Poison. Betrayal. A royal massacre. Sounds like Game of Thrones, but the same description actually applies to Melvin Frank and Norman Panama’s The Court Jester. The difference is The Court Jester is a comedy, so all the royal massacring takes place offscreen.
There was a survivor, though – a baby with the royal birthmark (a purple pimpernel) on his left butt cheek – and while some people would have him grow up to be king, others – namely the usurper (Cecil Parker) – would have him killed.
Luckily, the rightful heir is a quiet baby because a lot of the scenes in this movie wouldn’t work if he made a noise, but considering he is so quiet, a lot still goes wrong for Hawkins (Danny Kaye) and Maid Jean (Glynis Johns). Initially they’re supposed to be transporting the baby to safety but when an opportunity to disguise Hawkins as the court jester falls into their laps, they take it without hesitation.
As much as their plan lacks preparation, it wouldn’t be a comedy without hijinks. From hypnotism to mistaken identities to music, The Court Jester has a little of everything and in many ways feels like a precursor to Robert Reiner’s The Princess Bride. Every character has their own agenda, and, like The Princess Bride, the film’s most successful gag involves wordplay, as Hawkins tries to remember which glass the poison is in but keeps forgetting the rhyme that’s supposed to help him.
In terms of Kaye’s career, his roles tend to range from really silly (The Kid from Brooklyn) to more serious (The Secret Life of Walter Mitty). The Court Jester falls right in the middle and overrates how much Hawkins needs to be the romantic lead. The same can be said of Maid Jean, who is first introduced as a captain in Black Fox’s band of outlaws. As promising as that sounds, though (and as much as it seems like a good sign that no one ever reacts when Hawkins tries to make out like Jean should be the one babysitting), there’s still a deflection towards traditional gender roles.
Angela Lansbury plays Princess Gwendolyn, who spends most of the movie trying to avoid an arranged marriage or threatening to kill her companion, Griselda (Mildred Natwick). Because a lot of the comedy in this film comes from repetition (whether it’s the repeated gag of seeing Hawkins go in and out of a trance or seeing how a knighthood is supposed to go before it’s Hawkins turn), the punchlines are often predictable, but that doesn’t make them any less funny.
Paramount’s new Blu-Ray comes with a short bonus feature from film critic, Leonard Maltin, where he provides some background on the cast and crew. It’s packed with information but it’s a shame Maltin couldn’t have had more time to discuss the movie in depth. The packaging is a little underwhelming, in terms of the cardboard sleeve. The colors seem fuzzy on the poster art, but it’s nothing that should prevent fans from picking up this release.

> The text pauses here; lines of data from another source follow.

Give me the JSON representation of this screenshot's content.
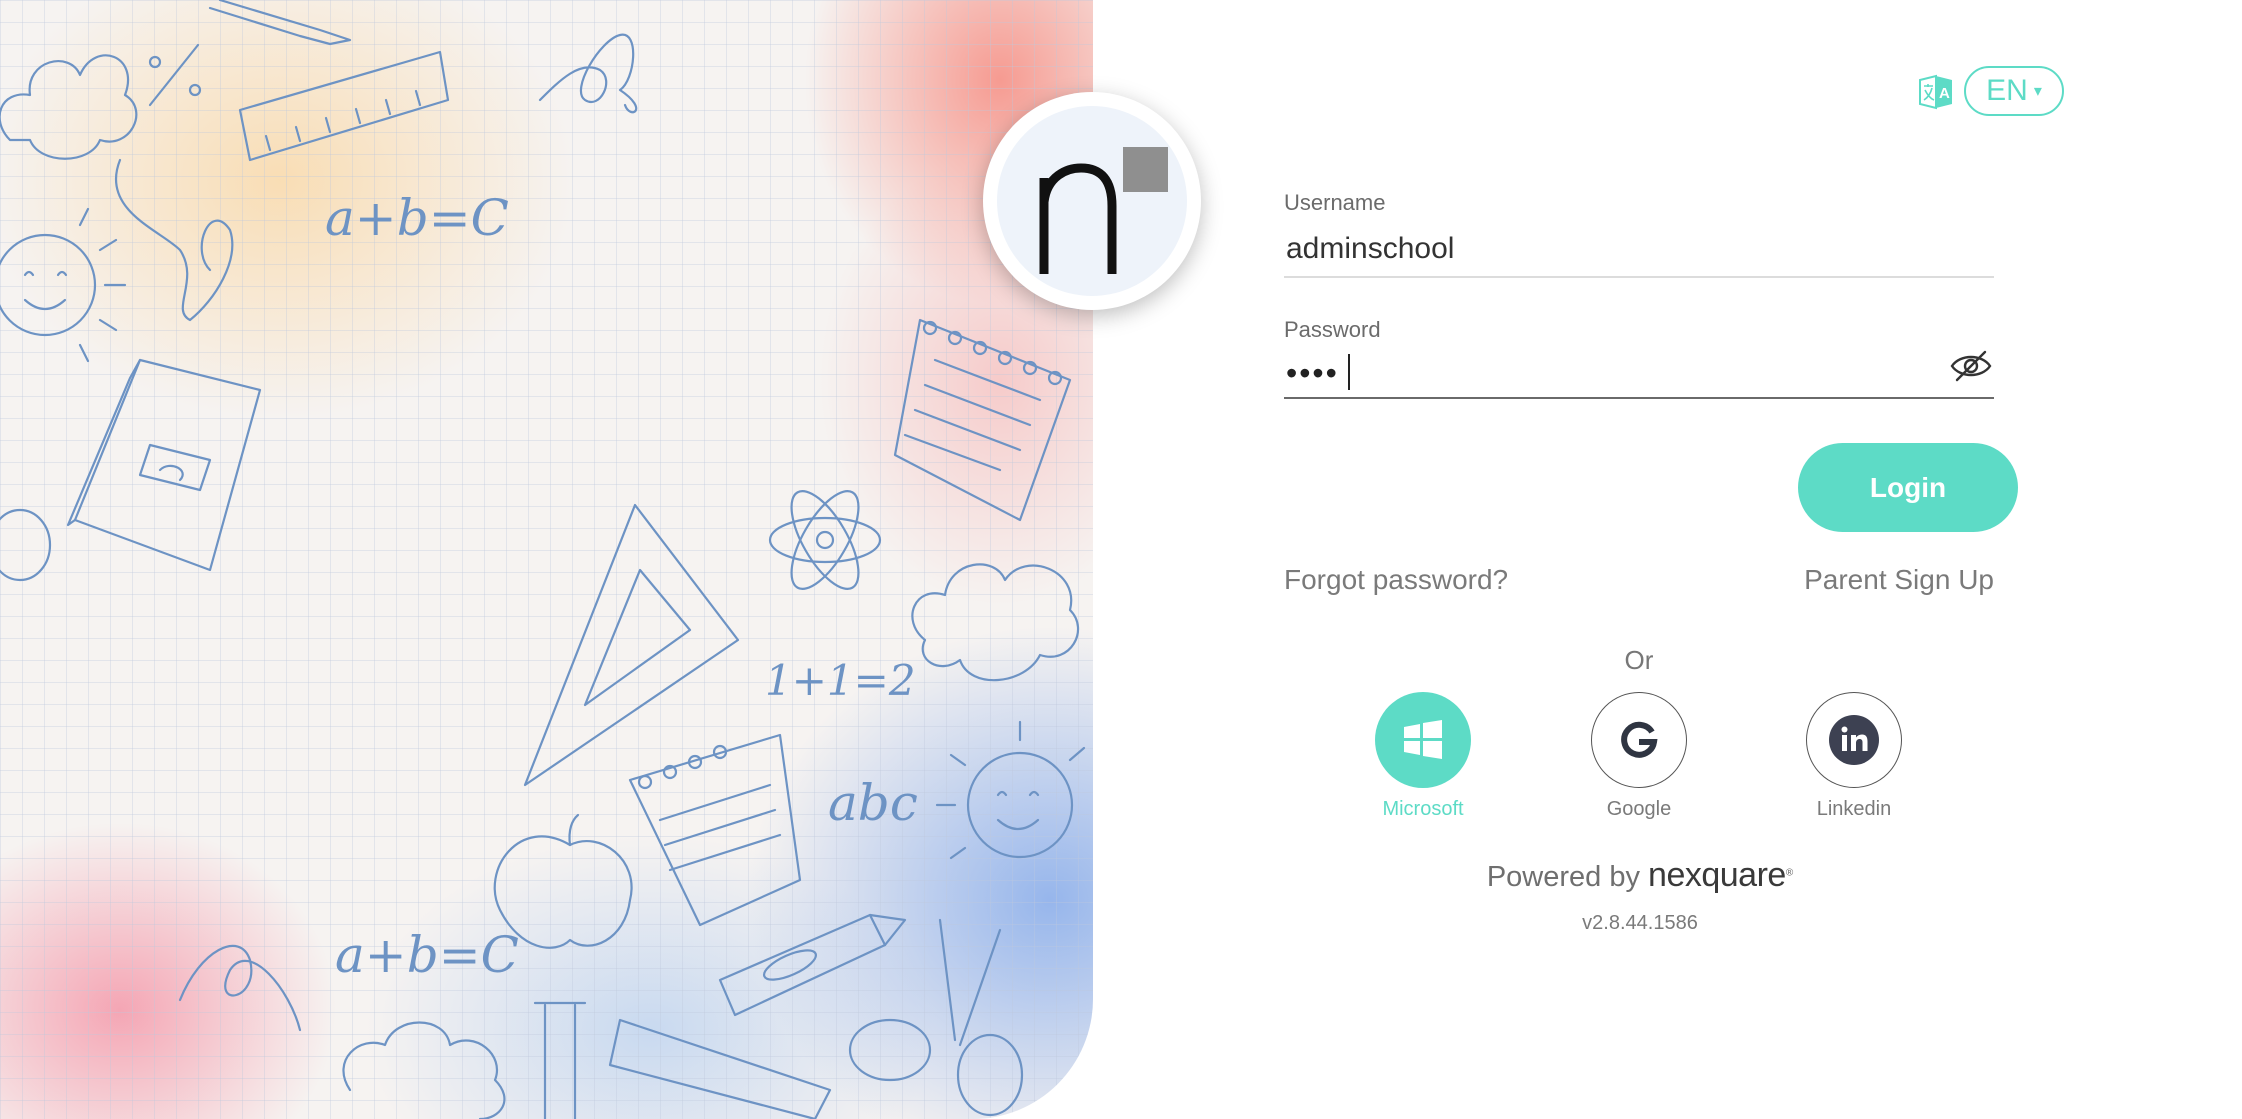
{
  "language": {
    "selected": "EN",
    "caret": "▾"
  },
  "form": {
    "username_label": "Username",
    "username_value": "adminschool",
    "password_label": "Password",
    "password_value": "••••",
    "login_label": "Login",
    "forgot_label": "Forgot password?",
    "signup_label": "Parent Sign Up",
    "or_label": "Or"
  },
  "social": {
    "microsoft_label": "Microsoft",
    "google_label": "Google",
    "linkedin_label": "Linkedin"
  },
  "footer": {
    "powered_by": "Powered by",
    "brand": "nexquare",
    "version": "v2.8.44.1586"
  },
  "illustration": {
    "texts": [
      "a+b=C",
      "1+1=2",
      "abc",
      "a+b=C",
      "%"
    ]
  },
  "icons": {
    "logo": "nexquare-n-logo",
    "translate": "translate-icon",
    "eye": "eye-slash-icon",
    "microsoft": "windows-icon",
    "google": "google-g-icon",
    "linkedin": "linkedin-icon"
  },
  "colors": {
    "accent": "#5ddbc6",
    "doodle": "#6d93c4",
    "text_muted": "#7a7a7a",
    "linkedin_dark": "#3d4152"
  }
}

The Court Jester is available on Blu-Ray now from Paramount Presents.